The FDA approved its first “biosimilar” drug, a decision expected to launch a new industry of lower-cost versions of expensive drugs that could help the U.S. curb its $376 billion in yearly drug spending.
Rapes and sexual assaults reported by military-service members increased 8% in 2014, according to a military survey that will reinvigorate the national debate over the military’s handling of sexual assault.
Americans increasingly have to dig into their own pockets to pay for medical care, a shift that is helping curb the growth in health spending by employers and the government. The trend is driven by high-deductible insurance plans.
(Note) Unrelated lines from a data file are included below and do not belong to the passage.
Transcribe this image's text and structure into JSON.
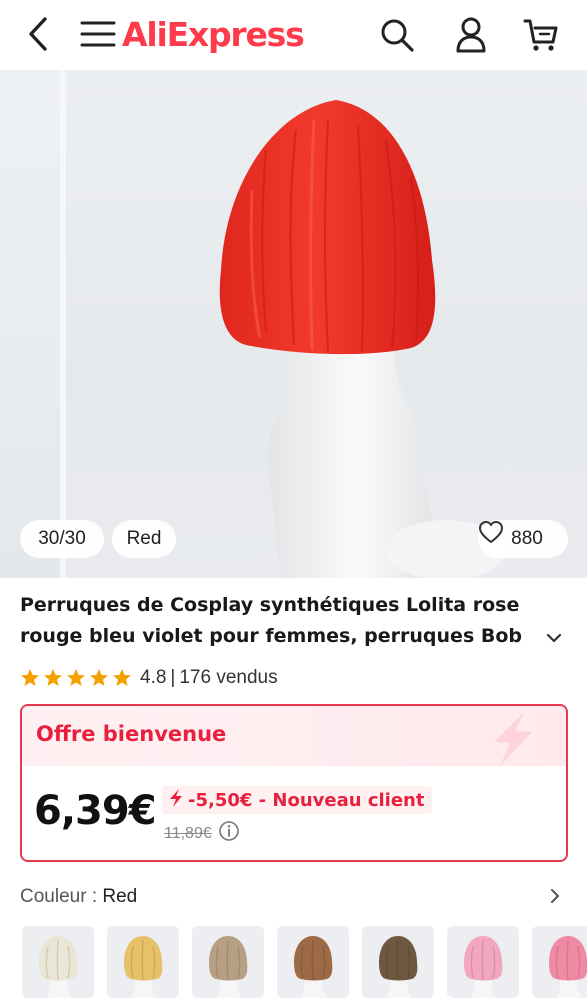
{
  "header": {
    "logo_text": "AliExpress",
    "brand_color": "#ff3a4a"
  },
  "gallery": {
    "counter": "30/30",
    "color_tag": "Red",
    "wish_count": "880"
  },
  "product": {
    "title": "Perruques de Cosplay synthétiques Lolita rose rouge bleu violet pour femmes, perruques Bob",
    "rating": "4.8",
    "sold": "176 vendus",
    "star_count": 5
  },
  "offer": {
    "title": "Offre bienvenue",
    "price": "6,39€",
    "discount": "-5,50€ - Nouveau client",
    "old_price": "11,89€",
    "accent_color": "#e8203e"
  },
  "color_selector": {
    "label": "Couleur",
    "value": "Red",
    "swatches": [
      {
        "name": "platinum",
        "color": "#eae6d6"
      },
      {
        "name": "golden",
        "color": "#e7c06a"
      },
      {
        "name": "ash-brown",
        "color": "#b79f84"
      },
      {
        "name": "brown",
        "color": "#9c6a44"
      },
      {
        "name": "dark-brown",
        "color": "#6f5840"
      },
      {
        "name": "pink",
        "color": "#f2a6bf"
      },
      {
        "name": "rose",
        "color": "#f08aa4"
      }
    ]
  }
}
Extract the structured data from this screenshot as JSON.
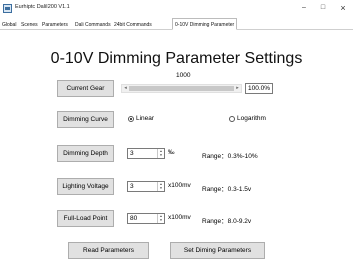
{
  "window": {
    "title": "Eurhiptc DaliI200 V1.1",
    "minimize": "–",
    "maximize": "□",
    "close": "×"
  },
  "tabs": [
    {
      "label": "Global"
    },
    {
      "label": "Scenes"
    },
    {
      "label": "Parameters"
    },
    {
      "label": "Dali Commands"
    },
    {
      "label": "24bit Commands"
    },
    {
      "label": "0-10V Dimming Parameter",
      "active": true
    }
  ],
  "heading": "0-10V Dimming Parameter Settings",
  "current_gear": {
    "button_label": "Current Gear",
    "slider_value": "1000",
    "level": 1.0,
    "percent": "100.0%",
    "left_arrow": "◂",
    "right_arrow": "▸"
  },
  "dimming_curve": {
    "button_label": "Dimming Curve",
    "options": [
      {
        "label": "Linear",
        "checked": true
      },
      {
        "label": "Logarithm",
        "checked": false
      }
    ]
  },
  "dimming_depth": {
    "button_label": "Dimming Depth",
    "value": "3",
    "unit": "‰",
    "range": "Range：0.3%-10%"
  },
  "lighting_voltage": {
    "button_label": "Lighting Voltage",
    "value": "3",
    "unit": "x100mv",
    "range": "Range：0.3-1.5v"
  },
  "full_load_point": {
    "button_label": "Full-Load Point",
    "value": "80",
    "unit": "x100mv",
    "range": "Range：8.0-9.2v"
  },
  "spin_up": "▲",
  "spin_down": "▼",
  "actions": {
    "read_label": "Read Parameters",
    "set_label": "Set Diming Parameters"
  }
}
The Centers for Disease Control recommended that people deemed to be at high risk of developing Ebola voluntarily isolate themselves from others for 21 days, but stopped short of recommending the mandatory quarantines that at least two states have ordered.
Sarepta Therapeutics said it would be delayed at least six months in seeking approval for its muscular-dystrophy drug after the FDA demanded more information because of concerns over the clinical-trial data.
The White House pushed back against the governors of New York, New Jersey, Illinois and other states that instituted procedures to forcibly quarantine medical workers returning from West Africa, deepening a debate brought on by recent Ebola cases in the U.S.